In some Italian cities, including Rome and Venice, holidaymakers are prohibited from walking around without a top or in swimwear. The clothing must at least cover the shoulders. Anyone who does not adhere to the dress code will be sent off or even fined.

In a park in Venice this year a vacationer in a bikini sunbathed - she was caught and had to pay a fine of 250 euros.

10. Bathe in the fountain

Bathing in fountains is prohibited in Italy. Climbing, sunbathing, throwing objects in or cooling animals down is also prohibited. Anyone who ignores the ban has to pay a fine of up to 450 euros.

The Trevi Fountain in Rome is an absolute tourist magnet. However, many of the vacationers are behaving badly - last summer eight tourists fought each other for the best place for a selfie. But there is no penalty for throwing in money.

11. Ride a bike

In Venice's old town, the Centro Storico, cycling is strictly forbidden - even pushing is taboo. In any case, it is difficult to imagine that there is still room for cyclists among the thousands of pedestrians.

12. Hang up the laundry
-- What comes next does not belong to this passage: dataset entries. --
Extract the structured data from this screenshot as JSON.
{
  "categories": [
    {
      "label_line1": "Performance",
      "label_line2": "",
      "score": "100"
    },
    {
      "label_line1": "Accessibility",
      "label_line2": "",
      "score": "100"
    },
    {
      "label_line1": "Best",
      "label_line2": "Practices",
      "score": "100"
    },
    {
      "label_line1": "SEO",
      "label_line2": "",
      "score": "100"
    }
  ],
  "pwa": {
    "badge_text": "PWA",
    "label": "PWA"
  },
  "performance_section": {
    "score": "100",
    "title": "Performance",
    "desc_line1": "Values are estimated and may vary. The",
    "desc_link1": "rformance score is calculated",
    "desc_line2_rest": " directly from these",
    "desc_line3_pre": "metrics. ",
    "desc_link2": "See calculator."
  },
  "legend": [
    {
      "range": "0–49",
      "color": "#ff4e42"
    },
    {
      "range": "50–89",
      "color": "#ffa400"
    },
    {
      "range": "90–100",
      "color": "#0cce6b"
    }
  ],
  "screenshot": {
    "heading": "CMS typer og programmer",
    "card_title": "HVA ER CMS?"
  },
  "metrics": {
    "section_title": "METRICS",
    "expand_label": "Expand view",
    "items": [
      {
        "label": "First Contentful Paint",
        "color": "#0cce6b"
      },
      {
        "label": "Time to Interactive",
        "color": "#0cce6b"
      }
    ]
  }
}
Many associate it with Italy: colorfully draped clotheslines in narrow streets. Drying laundry between house facades is now prohibited in Rome and Venice. Anyone who still hangs their wet clothes on the leash has to pay a fine.